Data excerpts:
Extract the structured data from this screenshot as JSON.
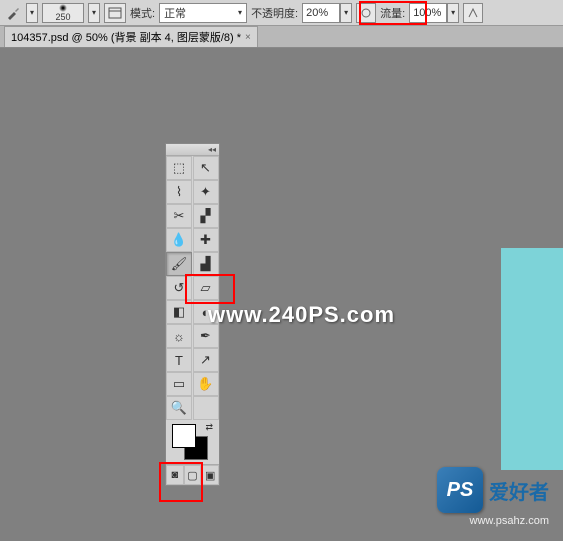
{
  "optionsBar": {
    "brushSize": "250",
    "modeLabel": "模式:",
    "modeValue": "正常",
    "opacityLabel": "不透明度:",
    "opacityValue": "20%",
    "flowLabel": "流量:",
    "flowValue": "100%"
  },
  "tab": {
    "title": "104357.psd @ 50% (背景 副本 4, 图层蒙版/8) *",
    "close": "×"
  },
  "tools": {
    "collapse": "◂◂",
    "items": [
      {
        "name": "marquee-tool",
        "glyph": "⬚"
      },
      {
        "name": "move-tool",
        "glyph": "↖"
      },
      {
        "name": "lasso-tool",
        "glyph": "⌇"
      },
      {
        "name": "magic-wand-tool",
        "glyph": "✦"
      },
      {
        "name": "crop-tool",
        "glyph": "✂"
      },
      {
        "name": "slice-tool",
        "glyph": "▞"
      },
      {
        "name": "eyedropper-tool",
        "glyph": "💧"
      },
      {
        "name": "healing-brush-tool",
        "glyph": "✚"
      },
      {
        "name": "brush-tool",
        "glyph": "🖌",
        "selected": true
      },
      {
        "name": "clone-stamp-tool",
        "glyph": "▟"
      },
      {
        "name": "history-brush-tool",
        "glyph": "↺"
      },
      {
        "name": "eraser-tool",
        "glyph": "▱"
      },
      {
        "name": "gradient-tool",
        "glyph": "◧"
      },
      {
        "name": "blur-tool",
        "glyph": "◐"
      },
      {
        "name": "dodge-tool",
        "glyph": "☼"
      },
      {
        "name": "pen-tool",
        "glyph": "✒"
      },
      {
        "name": "type-tool",
        "glyph": "T"
      },
      {
        "name": "path-selection-tool",
        "glyph": "↗"
      },
      {
        "name": "rectangle-tool",
        "glyph": "▭"
      },
      {
        "name": "hand-tool",
        "glyph": "✋"
      },
      {
        "name": "zoom-tool",
        "glyph": "🔍"
      }
    ],
    "extra": [
      {
        "name": "quick-mask-toggle",
        "glyph": "◙"
      },
      {
        "name": "screen-mode-1",
        "glyph": "▢"
      },
      {
        "name": "screen-mode-2",
        "glyph": "▣"
      }
    ],
    "swapIcon": "⇄"
  },
  "colors": {
    "foreground": "#ffffff",
    "background": "#000000"
  },
  "canvas": {
    "docColor": "#7dd3d8"
  },
  "watermark": {
    "text": "www.240PS.com"
  },
  "logo": {
    "badge": "PS",
    "text": "爱好者",
    "url": "www.psahz.com"
  }
}
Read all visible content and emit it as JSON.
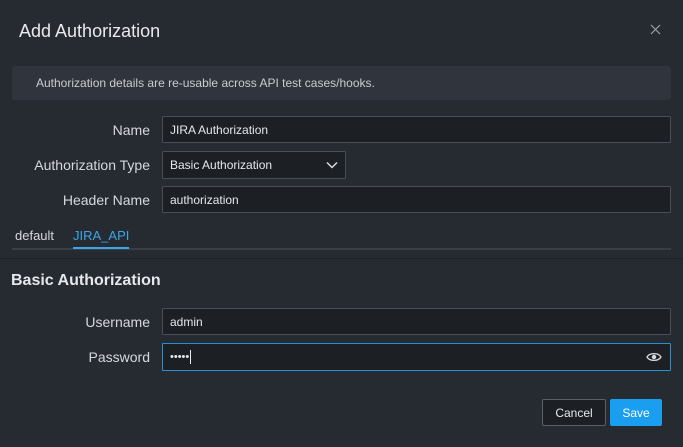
{
  "dialog": {
    "title": "Add Authorization",
    "close_icon": "close-icon",
    "info": "Authorization details are re-usable across API test cases/hooks."
  },
  "form": {
    "name_label": "Name",
    "name_value": "JIRA Authorization",
    "auth_type_label": "Authorization Type",
    "auth_type_value": "Basic Authorization",
    "header_name_label": "Header Name",
    "header_name_value": "authorization"
  },
  "tabs": [
    {
      "label": "default",
      "active": false
    },
    {
      "label": "JIRA_API",
      "active": true
    }
  ],
  "section": {
    "title": "Basic Authorization",
    "username_label": "Username",
    "username_value": "admin",
    "password_label": "Password",
    "password_masked": "•••••",
    "eye_icon": "eye-icon"
  },
  "actions": {
    "cancel_label": "Cancel",
    "save_label": "Save"
  },
  "colors": {
    "accent": "#1a9ef0",
    "tab_active": "#3aa6e8",
    "background": "#262a31"
  }
}
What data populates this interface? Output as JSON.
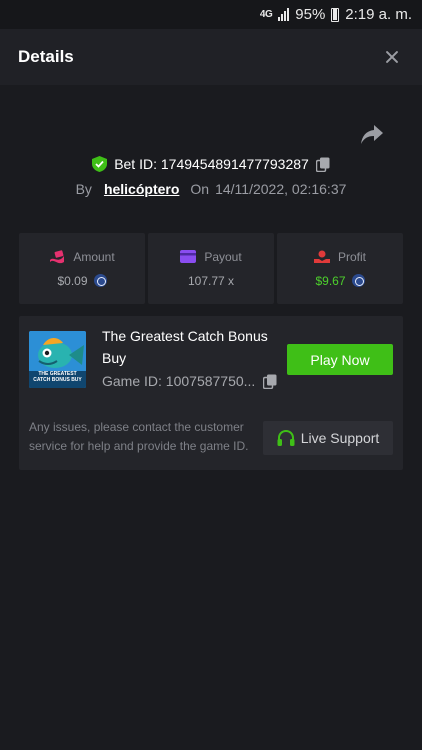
{
  "status_bar": {
    "network": "4G",
    "battery": "95%",
    "time": "2:19 a. m."
  },
  "header": {
    "title": "Details"
  },
  "bet": {
    "id_label": "Bet ID: 1749454891477793287",
    "by_label": "By",
    "username": "helicóptero",
    "on_label": "On",
    "date": "14/11/2022, 02:16:37"
  },
  "stats": [
    {
      "label": "Amount",
      "value": "$0.09",
      "icon": "money-wave-icon"
    },
    {
      "label": "Payout",
      "value": "107.77 x",
      "icon": "card-icon"
    },
    {
      "label": "Profit",
      "value": "$9.67",
      "icon": "hand-coin-icon"
    }
  ],
  "game": {
    "title": "The Greatest Catch Bonus Buy",
    "id": "Game ID: 1007587750...",
    "thumbnail_text": "THE GREATEST CATCH BONUS BUY",
    "play_label": "Play Now",
    "issues_text": "Any issues, please contact the customer service for help and provide the game ID.",
    "support_label": "Live Support"
  },
  "colors": {
    "background": "#1a1b1f",
    "header": "#202126",
    "card": "#24252a",
    "accent_green": "#3fbf17",
    "profit_green": "#4dd02c",
    "amount_icon": "#e5316f",
    "payout_icon": "#8a4df0",
    "profit_icon": "#e13a3a"
  }
}
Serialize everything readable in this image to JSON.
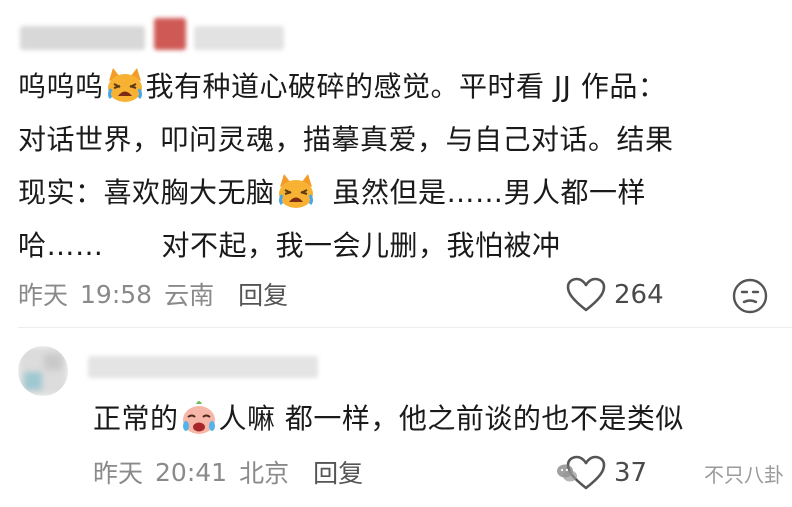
{
  "comment1": {
    "line1_a": "呜呜呜",
    "line1_b": "我有种道心破碎的感觉。平时看 JJ 作品：",
    "line2": "对话世界，叩问灵魂，描摹真爱，与自己对话。结果",
    "line3_a": "现实：喜欢胸大无脑",
    "line3_b": "虽然但是……男人都一样",
    "line4_a": "哈……",
    "line4_b": "对不起，我一会儿删，我怕被冲",
    "date": "昨天",
    "time": "19:58",
    "location": "云南",
    "reply_label": "回复",
    "like_count": "264"
  },
  "comment2": {
    "text_a": "正常的",
    "text_b": "人嘛 都一样，他之前谈的也不是类似",
    "date": "昨天",
    "time": "20:41",
    "location": "北京",
    "reply_label": "回复",
    "like_count": "37"
  },
  "watermark": {
    "text": "不只八卦"
  },
  "icons": {
    "emoji_1": "crying-cat-emoji-icon",
    "emoji_2": "crying-cat-emoji-icon",
    "emoji_3": "crying-baby-emoji-icon",
    "like": "heart-icon",
    "dislike": "neutral-face-icon",
    "watermark": "wechat-icon"
  },
  "colors": {
    "text": "#1a1a1a",
    "meta": "#8a8a8a",
    "accent_orange": "#f5a623",
    "blur_red": "#d9534f"
  }
}
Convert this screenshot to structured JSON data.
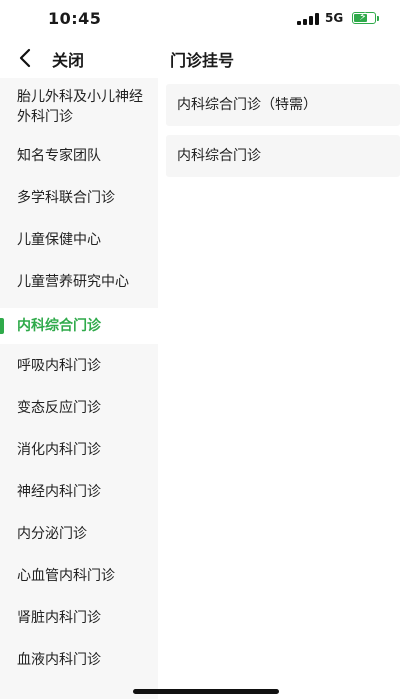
{
  "status_bar": {
    "time": "10:45",
    "network": "5G"
  },
  "nav": {
    "close_label": "关闭",
    "title": "门诊挂号"
  },
  "sidebar": {
    "active_index": 5,
    "items": [
      {
        "label": "胎儿外科及小儿神经外科门诊"
      },
      {
        "label": "知名专家团队"
      },
      {
        "label": "多学科联合门诊"
      },
      {
        "label": "儿童保健中心"
      },
      {
        "label": "儿童营养研究中心"
      },
      {
        "label": "内科综合门诊"
      },
      {
        "label": "呼吸内科门诊"
      },
      {
        "label": "变态反应门诊"
      },
      {
        "label": "消化内科门诊"
      },
      {
        "label": "神经内科门诊"
      },
      {
        "label": "内分泌门诊"
      },
      {
        "label": "心血管内科门诊"
      },
      {
        "label": "肾脏内科门诊"
      },
      {
        "label": "血液内科门诊"
      }
    ]
  },
  "content": {
    "clinics": [
      {
        "label": "内科综合门诊（特需）"
      },
      {
        "label": "内科综合门诊"
      }
    ]
  },
  "colors": {
    "accent": "#2faa4a",
    "sidebar_bg": "#f7f7f7",
    "card_bg": "#f6f6f6"
  }
}
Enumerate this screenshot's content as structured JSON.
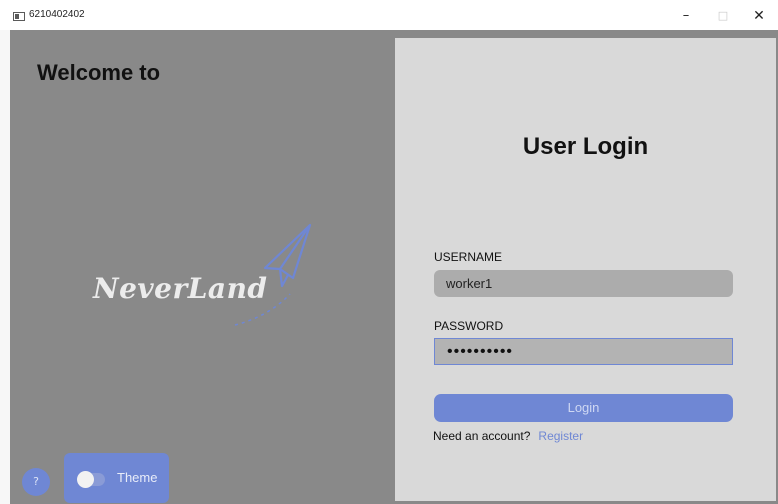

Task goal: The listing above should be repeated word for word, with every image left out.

Task output:
Extract the structured data from this screenshot as JSON.
{
  "optionsBar": {
    "brushSize": "250",
    "modeLabel": "模式:",
    "modeValue": "正常",
    "opacityLabel": "不透明度:",
    "opacityValue": "20%",
    "flowLabel": "流量:",
    "flowValue": "100%"
  },
  "tab": {
    "title": "104357.psd @ 50% (背景 副本 4, 图层蒙版/8) *",
    "close": "×"
  },
  "tools": {
    "collapse": "◂◂",
    "items": [
      {
        "name": "marquee-tool",
        "glyph": "⬚"
      },
      {
        "name": "move-tool",
        "glyph": "↖"
      },
      {
        "name": "lasso-tool",
        "glyph": "⌇"
      },
      {
        "name": "magic-wand-tool",
        "glyph": "✦"
      },
      {
        "name": "crop-tool",
        "glyph": "✂"
      },
      {
        "name": "slice-tool",
        "glyph": "▞"
      },
      {
        "name": "eyedropper-tool",
        "glyph": "💧"
      },
      {
        "name": "healing-brush-tool",
        "glyph": "✚"
      },
      {
        "name": "brush-tool",
        "glyph": "🖌",
        "selected": true
      },
      {
        "name": "clone-stamp-tool",
        "glyph": "▟"
      },
      {
        "name": "history-brush-tool",
        "glyph": "↺"
      },
      {
        "name": "eraser-tool",
        "glyph": "▱"
      },
      {
        "name": "gradient-tool",
        "glyph": "◧"
      },
      {
        "name": "blur-tool",
        "glyph": "◐"
      },
      {
        "name": "dodge-tool",
        "glyph": "☼"
      },
      {
        "name": "pen-tool",
        "glyph": "✒"
      },
      {
        "name": "type-tool",
        "glyph": "T"
      },
      {
        "name": "path-selection-tool",
        "glyph": "↗"
      },
      {
        "name": "rectangle-tool",
        "glyph": "▭"
      },
      {
        "name": "hand-tool",
        "glyph": "✋"
      },
      {
        "name": "zoom-tool",
        "glyph": "🔍"
      }
    ],
    "extra": [
      {
        "name": "quick-mask-toggle",
        "glyph": "◙"
      },
      {
        "name": "screen-mode-1",
        "glyph": "▢"
      },
      {
        "name": "screen-mode-2",
        "glyph": "▣"
      }
    ],
    "swapIcon": "⇄"
  },
  "colors": {
    "foreground": "#ffffff",
    "background": "#000000"
  },
  "canvas": {
    "docColor": "#7dd3d8"
  },
  "watermark": {
    "text": "www.240PS.com"
  },
  "logo": {
    "badge": "PS",
    "text": "爱好者",
    "url": "www.psahz.com"
  }
}
Read all visible content and emit it as JSON.
{
  "dialog": {
    "title": "Add Authorization",
    "close_icon": "close-icon",
    "info": "Authorization details are re-usable across API test cases/hooks."
  },
  "form": {
    "name_label": "Name",
    "name_value": "JIRA Authorization",
    "auth_type_label": "Authorization Type",
    "auth_type_value": "Basic Authorization",
    "header_name_label": "Header Name",
    "header_name_value": "authorization"
  },
  "tabs": [
    {
      "label": "default",
      "active": false
    },
    {
      "label": "JIRA_API",
      "active": true
    }
  ],
  "section": {
    "title": "Basic Authorization",
    "username_label": "Username",
    "username_value": "admin",
    "password_label": "Password",
    "password_masked": "•••••",
    "eye_icon": "eye-icon"
  },
  "actions": {
    "cancel_label": "Cancel",
    "save_label": "Save"
  },
  "colors": {
    "accent": "#1a9ef0",
    "tab_active": "#3aa6e8",
    "background": "#262a31"
  }
}
What data populates this interface? Output as JSON.
{
  "status_bar": {
    "network": "4G",
    "battery": "95%",
    "time": "2:19 a. m."
  },
  "header": {
    "title": "Details"
  },
  "bet": {
    "id_label": "Bet ID: 1749454891477793287",
    "by_label": "By",
    "username": "helicóptero",
    "on_label": "On",
    "date": "14/11/2022, 02:16:37"
  },
  "stats": [
    {
      "label": "Amount",
      "value": "$0.09",
      "icon": "money-wave-icon"
    },
    {
      "label": "Payout",
      "value": "107.77 x",
      "icon": "card-icon"
    },
    {
      "label": "Profit",
      "value": "$9.67",
      "icon": "hand-coin-icon"
    }
  ],
  "game": {
    "title": "The Greatest Catch Bonus Buy",
    "id": "Game ID: 1007587750...",
    "thumbnail_text": "THE GREATEST CATCH BONUS BUY",
    "play_label": "Play Now",
    "issues_text": "Any issues, please contact the customer service for help and provide the game ID.",
    "support_label": "Live Support"
  },
  "colors": {
    "background": "#1a1b1f",
    "header": "#202126",
    "card": "#24252a",
    "accent_green": "#3fbf17",
    "profit_green": "#4dd02c",
    "amount_icon": "#e5316f",
    "payout_icon": "#8a4df0",
    "profit_icon": "#e13a3a"
  }
}
Serialize everything readable in this image to JSON.
{
  "comment1": {
    "line1_a": "呜呜呜",
    "line1_b": "我有种道心破碎的感觉。平时看 JJ 作品：",
    "line2": "对话世界，叩问灵魂，描摹真爱，与自己对话。结果",
    "line3_a": "现实：喜欢胸大无脑",
    "line3_b": "虽然但是……男人都一样",
    "line4_a": "哈……",
    "line4_b": "对不起，我一会儿删，我怕被冲",
    "date": "昨天",
    "time": "19:58",
    "location": "云南",
    "reply_label": "回复",
    "like_count": "264"
  },
  "comment2": {
    "text_a": "正常的",
    "text_b": "人嘛 都一样，他之前谈的也不是类似",
    "date": "昨天",
    "time": "20:41",
    "location": "北京",
    "reply_label": "回复",
    "like_count": "37"
  },
  "watermark": {
    "text": "不只八卦"
  },
  "icons": {
    "emoji_1": "crying-cat-emoji-icon",
    "emoji_2": "crying-cat-emoji-icon",
    "emoji_3": "crying-baby-emoji-icon",
    "like": "heart-icon",
    "dislike": "neutral-face-icon",
    "watermark": "wechat-icon"
  },
  "colors": {
    "text": "#1a1a1a",
    "meta": "#8a8a8a",
    "accent_orange": "#f5a623",
    "blur_red": "#d9534f"
  }
}
Convert this screenshot to structured JSON data.
{
  "status_bar": {
    "time": "10:45",
    "network": "5G"
  },
  "nav": {
    "close_label": "关闭",
    "title": "门诊挂号"
  },
  "sidebar": {
    "active_index": 5,
    "items": [
      {
        "label": "胎儿外科及小儿神经外科门诊"
      },
      {
        "label": "知名专家团队"
      },
      {
        "label": "多学科联合门诊"
      },
      {
        "label": "儿童保健中心"
      },
      {
        "label": "儿童营养研究中心"
      },
      {
        "label": "内科综合门诊"
      },
      {
        "label": "呼吸内科门诊"
      },
      {
        "label": "变态反应门诊"
      },
      {
        "label": "消化内科门诊"
      },
      {
        "label": "神经内科门诊"
      },
      {
        "label": "内分泌门诊"
      },
      {
        "label": "心血管内科门诊"
      },
      {
        "label": "肾脏内科门诊"
      },
      {
        "label": "血液内科门诊"
      }
    ]
  },
  "content": {
    "clinics": [
      {
        "label": "内科综合门诊（特需）"
      },
      {
        "label": "内科综合门诊"
      }
    ]
  },
  "colors": {
    "accent": "#2faa4a",
    "sidebar_bg": "#f7f7f7",
    "card_bg": "#f6f6f6"
  }
}
Enumerate this screenshot's content as structured JSON.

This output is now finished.